Daytime is dimmer but not twilight. Because some of the Sun's disk is still visible, it is much too bright for the Sun's corona to become visible. It is never safe to look directly at an annular solar eclipse, even at its maximum phase. If the Moon's shadow is not centered on the Earth, then another and common type of solar eclipse occurs, the partial solar eclipse.
During a partial solar eclipse, the umbra misses the Earth and from everywhere the eclipse is visible, you will only see part of the Sun eclipsed. Again, at no time during a partial solar eclipse should you look directly at the Sun without an approved solar filter or a pinhole projection.
If the orbit of the Moon were exactly within the same plane as the orbit of the Earth around the Sun, then total or annular solar eclipses would occur every lunar month. However, the orbit of the Moon has a tilt of about 5 degrees with respect to the Earth's orbit around the Sun. This diagram published in the book by Asa Smith, Smith's Illustrated Astronomyshows that because the nodes of the crosses of the orbit remains fixed throughout the year, there are two times during a year that are most favorable to a total solar eclipse.
Although published in the 19th century, these attractive diagrams still have the explanatory power to make eclipse concepts clear. On April 8,nature's grandest spectacle -- a total eclipse of the sun -- will cross over Mexico, the United States, and Canada.On Monday, August 21, a total eclipse of the Sun will be visible from the contiguous United States for the first time since Inside the mile-wide path of totality, the Moon will completely cover the Sun as the landscape is plunged into an eerie twilight, and the Sun's glorious corona is revealed for nearly 3 minutes.
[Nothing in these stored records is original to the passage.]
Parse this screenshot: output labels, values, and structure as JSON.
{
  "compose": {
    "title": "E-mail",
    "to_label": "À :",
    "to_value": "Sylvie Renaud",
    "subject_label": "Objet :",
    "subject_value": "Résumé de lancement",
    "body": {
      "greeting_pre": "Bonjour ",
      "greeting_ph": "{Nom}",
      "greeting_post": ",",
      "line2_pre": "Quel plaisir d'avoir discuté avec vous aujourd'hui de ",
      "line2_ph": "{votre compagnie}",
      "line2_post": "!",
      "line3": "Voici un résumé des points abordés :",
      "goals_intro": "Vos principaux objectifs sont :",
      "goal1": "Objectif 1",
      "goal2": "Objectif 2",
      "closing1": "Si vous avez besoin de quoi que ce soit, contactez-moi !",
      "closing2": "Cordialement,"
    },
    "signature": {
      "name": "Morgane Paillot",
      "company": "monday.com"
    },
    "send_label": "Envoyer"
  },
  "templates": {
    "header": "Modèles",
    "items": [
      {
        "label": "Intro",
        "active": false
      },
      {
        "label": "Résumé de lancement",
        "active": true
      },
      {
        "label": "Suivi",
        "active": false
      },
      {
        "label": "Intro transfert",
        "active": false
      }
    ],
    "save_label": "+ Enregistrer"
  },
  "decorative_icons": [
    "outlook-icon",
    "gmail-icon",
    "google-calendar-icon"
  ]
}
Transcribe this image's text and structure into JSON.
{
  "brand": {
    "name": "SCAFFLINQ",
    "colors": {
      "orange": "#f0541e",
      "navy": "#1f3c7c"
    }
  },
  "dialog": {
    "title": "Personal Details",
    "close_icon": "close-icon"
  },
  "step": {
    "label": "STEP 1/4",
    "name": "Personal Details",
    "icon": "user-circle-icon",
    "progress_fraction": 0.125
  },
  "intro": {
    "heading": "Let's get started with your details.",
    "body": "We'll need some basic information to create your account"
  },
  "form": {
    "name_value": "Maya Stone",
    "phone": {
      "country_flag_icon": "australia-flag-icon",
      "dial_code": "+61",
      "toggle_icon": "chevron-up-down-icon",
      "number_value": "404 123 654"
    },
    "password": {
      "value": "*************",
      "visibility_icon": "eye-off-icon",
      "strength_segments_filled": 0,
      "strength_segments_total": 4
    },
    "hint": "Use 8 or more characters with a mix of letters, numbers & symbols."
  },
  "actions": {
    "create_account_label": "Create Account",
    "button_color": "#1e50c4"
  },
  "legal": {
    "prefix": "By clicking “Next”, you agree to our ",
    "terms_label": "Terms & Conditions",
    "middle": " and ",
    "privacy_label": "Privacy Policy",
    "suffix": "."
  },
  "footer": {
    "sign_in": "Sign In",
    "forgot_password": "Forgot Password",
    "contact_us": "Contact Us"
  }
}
Outside the narrow shadow track, a partial eclipse will be visible from all of North America.
Eclipse Bulletin: Total Solar Eclipse of August 21 is the ultimate guide to this highly anticipated event. Written by two of the leading experts on eclipses, the bulletin is a treasure trove of facts on every conceivable aspect of the eclipse. The exact details about the path of the Moon's shadow can be found in a series of tables containing geographic coordinates, times, altitudes, and physical dimensions. A set of high resolution maps plot the total eclipse path across the USA.
They show hundreds of cities and towns in the path, the location of major roads and highways, and the duration of totality with distance from the central line. Click here to see a sample map. Local circumstances tables for more than cities across the USA provide times of each phase of the eclipse along with the eclipse magnitude, duration and Sun's altitude. Click here to see a sample table of local circumstances.
An exhaustive climatological study identifies areas along the eclipse path where the highest probability of favorable weather may be found. A travelogue highlights key locations in the eclipse track from Oregon through South Carolina.
Finally, comprehensive information is presented about solar filters and how to safely observe and photograph the eclipse. For 15 years, Fred Espenak and Jay Anderson published more than dozen eclipse bulletins through NASA, each one covering a major upcoming solar eclipse. Prepared in cooperation with the International Astronomical Unionthe bulletins were internationally recognized as the most authoritative reference for each eclipse. The team has reunited to produce this new bulletin on the total eclipse through the USA.
It contains a comprehensive series of 37 high resolution, full color maps of the path of totality across the USA.Total Solar Eclipse 2017 Path Through the United States
Click the following link to read a brief biography on the authors Fred Espenak and Jay Anderson. A great resource for the upcoming eclipse - Mike Reynolds Astronomy Magazine.
This is a list of errata in versions 1. They have all been corrected in the current version 1. This mobile strategy offers the highest probability of witnessing the spectacular total eclipse in clear skies.